Many times, we would like to get some quick testing done on an Alienvault box but we don’t have any at hand. Some of these tests are for example, to validate a plugin you just wrote, or to check on a config that you would want to implement for your client but don’t want to test it there. There are many scenarios where you’d just want to fire up a simple box and do some testing. One way is to set up an Alienvault in your office and a couple of servers to run as test systems. A simple VPN in and voila, you are done. But what if you wanted to simulate logs, but don’t have the necessary systems to do so, or rather not change any production systems you have at hand?
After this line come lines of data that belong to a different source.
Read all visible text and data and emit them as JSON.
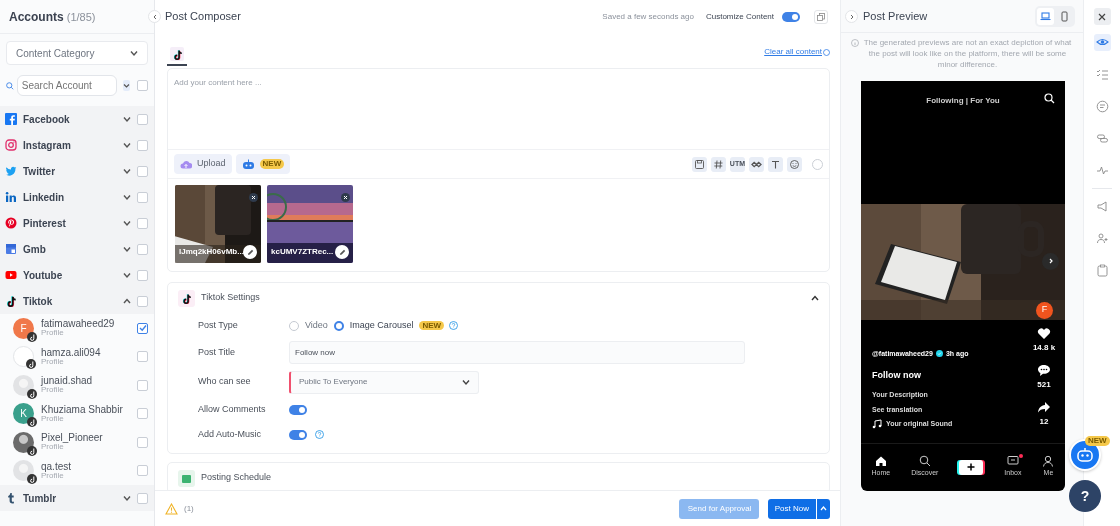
{
  "sidebar": {
    "title": "Accounts",
    "count": "(1/85)",
    "category_select": "Content Category",
    "search": {
      "placeholder": "Search Account"
    },
    "select_all": {
      "checked": false
    },
    "platforms": [
      {
        "kind": "facebook",
        "name": "Facebook",
        "expanded": false,
        "checked": false
      },
      {
        "kind": "instagram",
        "name": "Instagram",
        "expanded": false,
        "checked": false
      },
      {
        "kind": "twitter",
        "name": "Twitter",
        "expanded": false,
        "checked": false
      },
      {
        "kind": "linkedin",
        "name": "Linkedin",
        "expanded": false,
        "checked": false
      },
      {
        "kind": "pinterest",
        "name": "Pinterest",
        "expanded": false,
        "checked": false
      },
      {
        "kind": "gmb",
        "name": "Gmb",
        "expanded": false,
        "checked": false
      },
      {
        "kind": "youtube",
        "name": "Youtube",
        "expanded": false,
        "checked": false
      },
      {
        "kind": "tiktok",
        "name": "Tiktok",
        "expanded": true,
        "checked": false,
        "accounts": [
          {
            "name": "fatimawaheed29",
            "subtitle": "Profile",
            "checked": true,
            "avatar": {
              "kind": "initial",
              "initial": "F",
              "color": "#f0784a"
            }
          },
          {
            "name": "hamza.ali094",
            "subtitle": "Profile",
            "checked": false,
            "avatar": {
              "kind": "blank"
            }
          },
          {
            "name": "junaid.shad",
            "subtitle": "Profile",
            "checked": false,
            "avatar": {
              "kind": "placeholder"
            }
          },
          {
            "name": "Khuziama Shabbir",
            "subtitle": "Profile",
            "checked": false,
            "avatar": {
              "kind": "initial",
              "initial": "K",
              "color": "#3aa08c"
            }
          },
          {
            "name": "Pixel_Pioneer",
            "subtitle": "Profile",
            "checked": false
          },
          {
            "name": "qa.test",
            "subtitle": "Profile",
            "checked": false,
            "avatar": {
              "kind": "placeholder"
            }
          }
        ]
      },
      {
        "kind": "tumblr",
        "name": "Tumblr",
        "expanded": false,
        "checked": false
      }
    ]
  },
  "composer": {
    "title": "Post Composer",
    "saved_status": "Saved a few seconds ago",
    "customize_content": {
      "label": "Customize Content",
      "on": true
    },
    "tabs": [
      {
        "kind": "tiktok",
        "selected": true
      }
    ],
    "clear_link": "Clear all content",
    "editor": {
      "placeholder": "Add your content here ..."
    },
    "upload_button": "Upload",
    "ai_badge": "NEW",
    "toolbar": [
      {
        "kind": "save"
      },
      {
        "kind": "hashtag"
      },
      {
        "kind": "utm",
        "label": "UTM"
      },
      {
        "kind": "link"
      },
      {
        "kind": "text"
      },
      {
        "kind": "emoji"
      },
      {
        "kind": "more"
      }
    ],
    "media": [
      {
        "filename": "lJmq2kH06vMb..."
      },
      {
        "filename": "kcUMV7ZTRec..."
      }
    ],
    "settings": {
      "title": "Tiktok Settings",
      "expanded": true,
      "post_type": {
        "label": "Post Type",
        "options": [
          {
            "label": "Video",
            "selected": false
          },
          {
            "label": "Image Carousel",
            "selected": true,
            "badge": "NEW"
          }
        ]
      },
      "post_title": {
        "label": "Post Title",
        "value": "Follow now"
      },
      "who_can_see": {
        "label": "Who can see",
        "value": "Public To Everyone"
      },
      "allow_comments": {
        "label": "Allow Comments",
        "on": true
      },
      "auto_music": {
        "label": "Add Auto-Music",
        "on": true
      }
    },
    "schedule": {
      "title": "Posting Schedule"
    },
    "footer": {
      "warning_count": "(1)",
      "approval_button": {
        "label": "Send for Approval",
        "disabled": true
      },
      "post_button": "Post Now"
    }
  },
  "preview": {
    "title": "Post Preview",
    "devices": [
      {
        "kind": "desktop",
        "selected": true
      },
      {
        "kind": "mobile",
        "selected": false
      }
    ],
    "notice": "The generated previews are not an exact depiction of what the post will look like on the platform, there will be some minor difference.",
    "tiktok": {
      "header": "Following | **For You**",
      "avatar": "F",
      "likes": "14.8 k",
      "comments": "521",
      "shares": "12",
      "handle": "@fatimawaheed29",
      "time": "3h ago",
      "caption": "Follow now",
      "description": "Your Description",
      "translation": "See translation",
      "sound": "Your original Sound",
      "nav": [
        {
          "kind": "home",
          "label": "Home"
        },
        {
          "kind": "discover",
          "label": "Discover"
        },
        {
          "kind": "create"
        },
        {
          "kind": "inbox",
          "label": "Inbox",
          "dot": true
        },
        {
          "kind": "me",
          "label": "Me"
        }
      ]
    }
  },
  "rail": [
    {
      "kind": "preview",
      "selected": true
    },
    {
      "kind": "checklist",
      "selected": false
    },
    {
      "kind": "notes",
      "selected": false
    },
    {
      "kind": "links",
      "selected": false
    },
    {
      "kind": "activity",
      "selected": false
    },
    {
      "kind": "megaphone",
      "selected": false
    },
    {
      "kind": "people",
      "selected": false
    },
    {
      "kind": "clipboard",
      "selected": false
    }
  ],
  "assistant_badge": "NEW",
  "help_button": "?"
}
One way is to install Alienvault on virtualbox on your laptop, and either simulate logs from other VMs to it, or just get your host laptop to send the guest Alienvault logs. Virtualbox is probably the easiest way to get it done. You don’t need to set it up as an extremely powerful system, since mostly you would be doing testing on it. For me, simply using it for plugin verification, decoder, rules set up and simple log testing was enough. I set the VM up for 2 processors, 8GB RAM, 30GB storage (fixed) and downloaded the OSSIM image to set it up.
To further simplify, we followed this excellent tutorial here. Kudos to the writer for the details. So the idea was two fold, to get our host talking to OSSIM and for OSSIM to be able to go to the internet. The trickiest part of this relatively simple setup is to get the networking sorted.
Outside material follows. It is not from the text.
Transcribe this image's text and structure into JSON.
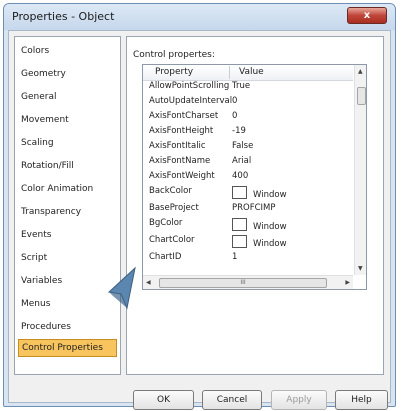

OSSIM allows two interfaces to be setup in theory – whereby one is used for management interface and the other for log collections. The slight difference here is that I’ve set up the eth0 as ‘bridged adapter’ and selected my laptop’s wireless adapter, and in theory this should allow internet access as required. The second adapter in theory, wouldn’t really be needed, as it’s generally used if you are accessing it from internally (let’s say you set up Virtualbox in a separate box and you access it from an internal network). But because I am building it all in one (everything in a single laptop), I don’t need that second interface as I can just access my management interface through my logging interface. So go ahead and just set up eth0 as bridge and later on, assign the IP to be the same network as your laptop’s network.
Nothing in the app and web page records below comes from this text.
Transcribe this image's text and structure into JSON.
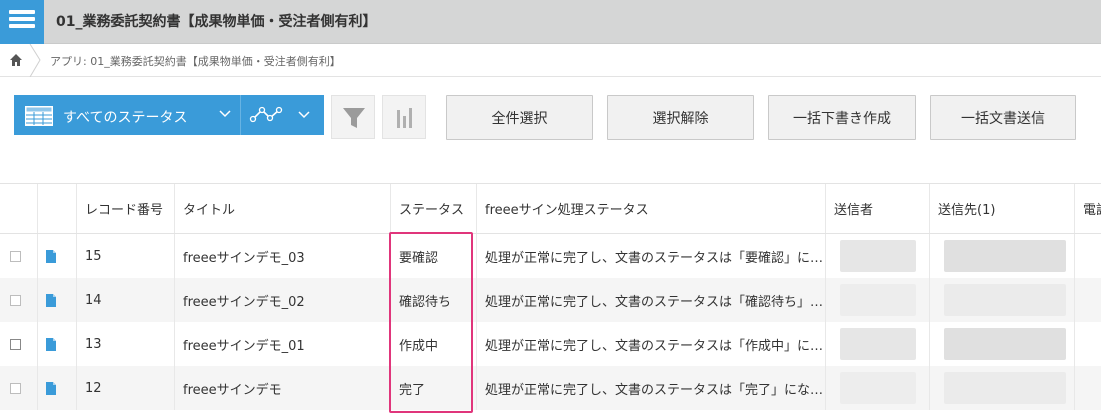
{
  "app": {
    "title": "01_業務委託契約書【成果物単価・受注者側有利】"
  },
  "breadcrumb": {
    "text": "アプリ: 01_業務委託契約書【成果物単価・受注者側有利】"
  },
  "toolbar": {
    "view_label": "すべてのステータス",
    "buttons": [
      "全件選択",
      "選択解除",
      "一括下書き作成",
      "一括文書送信"
    ]
  },
  "table": {
    "columns": [
      "レコード番号",
      "タイトル",
      "ステータス",
      "freeeサイン処理ステータス",
      "送信者",
      "送信先(1)",
      "電話"
    ],
    "rows": [
      {
        "id": "15",
        "title": "freeeサインデモ_03",
        "status": "要確認",
        "freee_status": "処理が正常に完了し、文書のステータスは「要確認」に…"
      },
      {
        "id": "14",
        "title": "freeeサインデモ_02",
        "status": "確認待ち",
        "freee_status": "処理が正常に完了し、文書のステータスは「確認待ち」…"
      },
      {
        "id": "13",
        "title": "freeeサインデモ_01",
        "status": "作成中",
        "freee_status": "処理が正常に完了し、文書のステータスは「作成中」に…"
      },
      {
        "id": "12",
        "title": "freeeサインデモ",
        "status": "完了",
        "freee_status": "処理が正常に完了し、文書のステータスは「完了」にな…"
      }
    ]
  },
  "colors": {
    "accent": "#3a9bd9",
    "highlight": "#e0357b",
    "header_bg": "#d5d6d6"
  }
}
The strange thing you may experience from time to time is that you may not be able to SSH into your OSSIM for some reason. It could be an IP conflict or your ARP needs to be updated, especially if you have other systems with the same IP. So you could try just pinging from the server to the host, and host to the server and that may resolve that issue.
Now you are done, go ahead and access your OSSIM. In our next article, we can start a very simple tutorial of setting up a MYSQL database (also within the same laptop), writing a log file to a file and getting Alienvault to pick up the log file via HIDS.
The opinions expressed by our writers and those providing comments are theirs alone, and do not necessarily reflect the views of PKF Avant Edge Sdn Bhd. PKF Avant Edge Sdn Bhd is not responsible for the accuracy of any of the information supplied by our writers.
The material on this site is for general information purposes only and should not be relied upon for making business, legal or other decisions. We make no representations or warranties of any kind, express or implied about the completeness, accuracy, reliability, sustainability or availability with respect to the website or the information, products, services or related graphics contained on the website for any purpose. Any reliance you place on such material is therefore strictly at your own risk.
Certain links on this website will lead to websites not under the control of PKF Avant Edge Sdn Bhd. When you activate these, you will leave our site and we have no control over and accept no liability in respect of materials, products or services available on any website not under our control.
To the extent not prohibited by law, in no circumstances shall PKF Avant Edge Sdn Bhd be liable to you or any third parties for any loss or damage arising directly or indirectly from your use of or inability to use, this site or any of the material contained in it.